“Grandpa told me that our tribe is originally Bantu. The Suba. Have you heard of them?”
I had read about the Suba people long ago in primary school, and I told her so. They were a Bantu community who settled near Lake Victoria in Kenya and Uganda. They then intermarried heavily with their more aggressive neighbours, the Luo. What followed was an insistent assimilation that saw the Suba surrender their traditions and customs for those of the Luo. Instead of circumcising their men as they had originally done, they now resorted to knocking out a few front teeth for initiation in aping the Luo. They abandoned farming and took to fishing for a livelihood. Slowly and steadily, they lost what made them Suba and eventually they lost their language too.
“So you know. My language is dead, as dead as a dodo! There are no records of it anywhere, no Suba songs left for future generations to learn, not even a single proverb was salvaged!” she lamented bitterly.
Later that night as I lay on my bed after seeing Auma off, I counted myself lucky because unlike her, I could easily pop into my motherland and learn Luhya. A more terrifying factoid is that out of Kenya’s 42 indigenous languages, 16 of them have either become extinct or are seriously endangered. This is according to the United Nations Educational, Scientific and Cultural Organisation, UNESCO.
According to UNESCO, a language is considered endangered if it is no longer learnt by at least 30% of its children. A language often disappears when its speakers shift to speaking another language, most often a larger language used by a more powerful group. It is estimated that in the world over, one language dies every 14 days.

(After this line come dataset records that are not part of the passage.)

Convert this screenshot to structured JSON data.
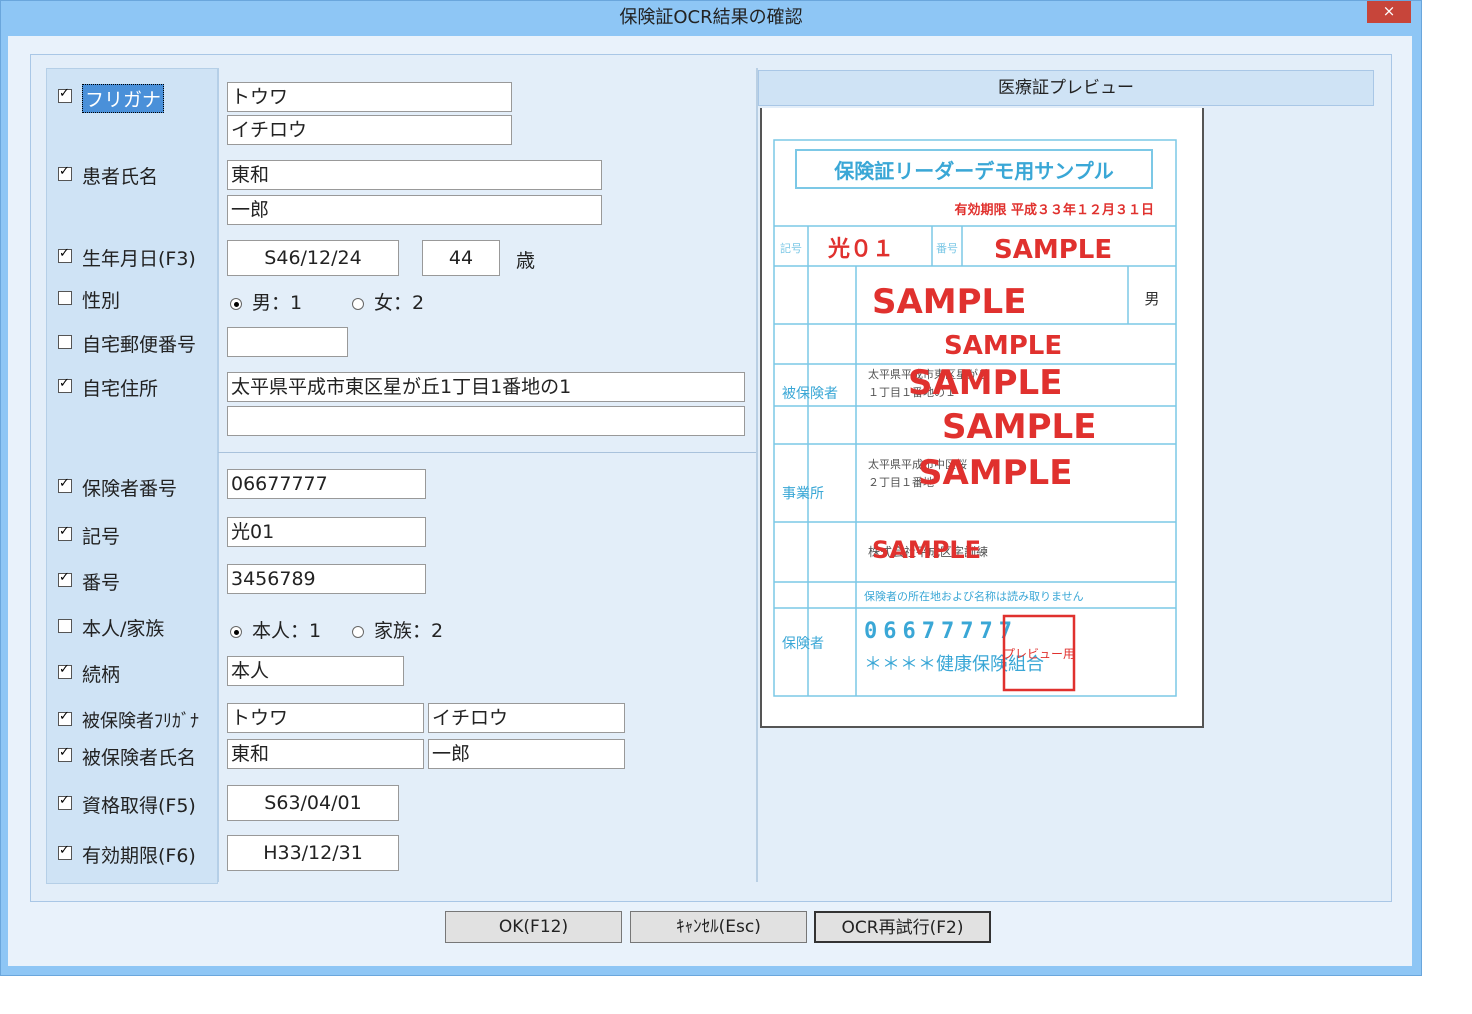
{
  "window": {
    "title": "保険証OCR結果の確認",
    "close_label": "×"
  },
  "fields": {
    "furigana": {
      "label": "フリガナ",
      "checked": true,
      "last": "トウワ",
      "first": "イチロウ"
    },
    "name": {
      "label": "患者氏名",
      "checked": true,
      "last": "東和",
      "first": "一郎"
    },
    "birthday": {
      "label": "生年月日(F3)",
      "checked": true,
      "value": "S46/12/24",
      "age": "44",
      "age_unit": "歳"
    },
    "gender": {
      "label": "性別",
      "checked": false,
      "male": "男：1",
      "female": "女：2",
      "selected": "male"
    },
    "zip": {
      "label": "自宅郵便番号",
      "checked": false,
      "value": ""
    },
    "address": {
      "label": "自宅住所",
      "checked": true,
      "line1": "太平県平成市東区星が丘1丁目1番地の1",
      "line2": ""
    },
    "insurer_no": {
      "label": "保険者番号",
      "checked": true,
      "value": "06677777"
    },
    "symbol": {
      "label": "記号",
      "checked": true,
      "value": "光01"
    },
    "number": {
      "label": "番号",
      "checked": true,
      "value": "3456789"
    },
    "self_family": {
      "label": "本人/家族",
      "checked": false,
      "self": "本人：1",
      "family": "家族：2",
      "selected": "self"
    },
    "relation": {
      "label": "続柄",
      "checked": true,
      "value": "本人"
    },
    "insured_kana": {
      "label": "被保険者ﾌﾘｶﾞﾅ",
      "checked": true,
      "last": "トウワ",
      "first": "イチロウ"
    },
    "insured_name": {
      "label": "被保険者氏名",
      "checked": true,
      "last": "東和",
      "first": "一郎"
    },
    "qualified": {
      "label": "資格取得(F5)",
      "checked": true,
      "value": "S63/04/01"
    },
    "expiry": {
      "label": "有効期限(F6)",
      "checked": true,
      "value": "H33/12/31"
    }
  },
  "preview": {
    "title": "医療証プレビュー",
    "card_title": "保険証リーダーデモ用サンプル",
    "card_expiry": "有効期限 平成３３年１２月３１日",
    "symbol_label": "記号",
    "symbol_value": "光０１",
    "number_label": "番号",
    "sample": "SAMPLE",
    "gender": "男",
    "insured_label": "被保険者",
    "office_label": "事業所",
    "insurer_label": "保険者",
    "insurer_digits": "06677777",
    "insurer_name": "＊＊＊＊健康保険組合",
    "address_small": "太平県平成市東区星が丘",
    "address_small2": "１丁目１番地の１",
    "office_addr": "太平県平成市中区桜",
    "office_addr2": "２丁目１番地",
    "office_name": "株式会社平成区字訓練",
    "insurer_note": "保険者の所在地および名称は読み取りません",
    "seal": "プレビュー用"
  },
  "buttons": {
    "ok": "OK(F12)",
    "cancel": "ｷｬﾝｾﾙ(Esc)",
    "retry": "OCR再試行(F2)"
  }
}
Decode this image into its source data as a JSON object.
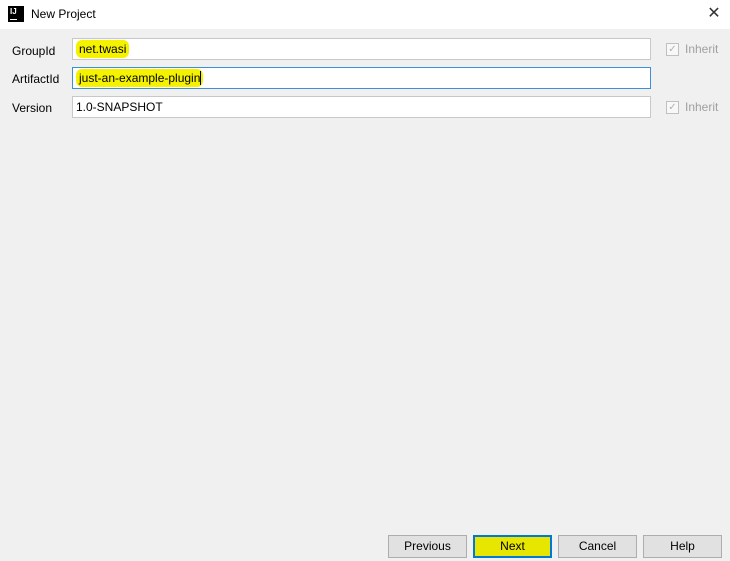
{
  "window": {
    "title": "New Project",
    "icon_text": "IJ"
  },
  "form": {
    "group_id": {
      "label": "GroupId",
      "value": "net.twasi",
      "inherit_label": "Inherit"
    },
    "artifact_id": {
      "label": "ArtifactId",
      "value": "just-an-example-plugin"
    },
    "version": {
      "label": "Version",
      "value": "1.0-SNAPSHOT",
      "inherit_label": "Inherit"
    }
  },
  "buttons": {
    "previous": "Previous",
    "next": "Next",
    "cancel": "Cancel",
    "help": "Help"
  }
}
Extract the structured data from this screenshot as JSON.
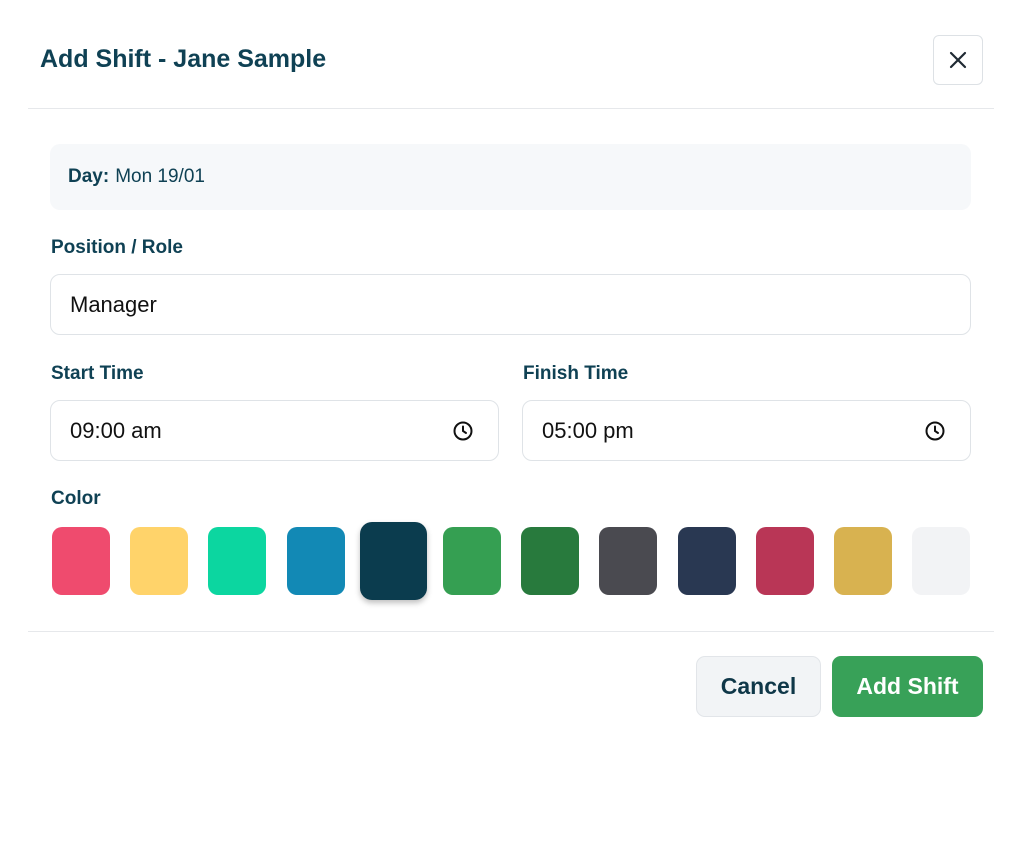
{
  "header": {
    "title": "Add Shift - Jane Sample"
  },
  "day": {
    "label": "Day:",
    "value": "Mon 19/01"
  },
  "position": {
    "label": "Position / Role",
    "value": "Manager"
  },
  "start_time": {
    "label": "Start Time",
    "value": "09:00 am"
  },
  "finish_time": {
    "label": "Finish Time",
    "value": "05:00 pm"
  },
  "color": {
    "label": "Color",
    "selected_index": 4,
    "swatches": [
      "#ef4b6e",
      "#ffd36a",
      "#0cd6a0",
      "#1289b5",
      "#0b3c4e",
      "#359f52",
      "#287a3d",
      "#4a4a50",
      "#293852",
      "#b93656",
      "#d8b250",
      "#f2f3f5"
    ]
  },
  "footer": {
    "cancel_label": "Cancel",
    "add_label": "Add Shift"
  }
}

According to Ethnologue, a web-based application that lists the data and statistics for about 7000 languages, the fate that has befallen the Suba might soon descend on more dialects here in Kenya. The most critically endangered languages are Elmolo which had only 8 speakers in 1994, and Yaaku and Omotik which had 50 speakers each at the last count in 1983.
With over 2000 languages, Africa currently stands out as the most linguistically diverse continent in the world. However, linguists project that unless quick measures are employed, 600 of these languages may not survive for long.
Its richest country linguistically, Nigeria, has already lost 14 languages in the recent past according to UNESCO. Having only 100 speakers in 1994 and the numbers dropping sharply, Yangkam language of Nigeria is on its deathbed. Cameroon has already lost Bikya and Bishou, Ethiopia is losing Ongota, Somalia is eulogising Boon and South Africa is mourning Korana and Xiri.
Why should the death of a language be of concern to us? The extinction of a language results in unrecoverable loss of unique cultural knowledge embodied in it for centuries. This includes historical, spiritual and economical knowledge that may be essential not only for its speakers but also for the survival of others.
Faced with such grim consequences, governments in Africa should strive to revive languages on the death-list. A case study can be found in New Zealand, where the Maori language was tittering on the brink of extinction. The community established nursery schools called “language nests”, which were staffed completely by elders. All lessons were henceforth conducted in Maori.
A linguistics professor at The University of Nairobi, Prof Okombo, told The African Review that language is like a reservoir of culture. Most of the cultural wealth of a community is stored in its language: their philosophy of life, their stories, and their medicinal practices.
“The death of a language is like the burning of a library,” remarked Prof Okombo.
Jowal Jones is a Kenyan journalist with Daily Nation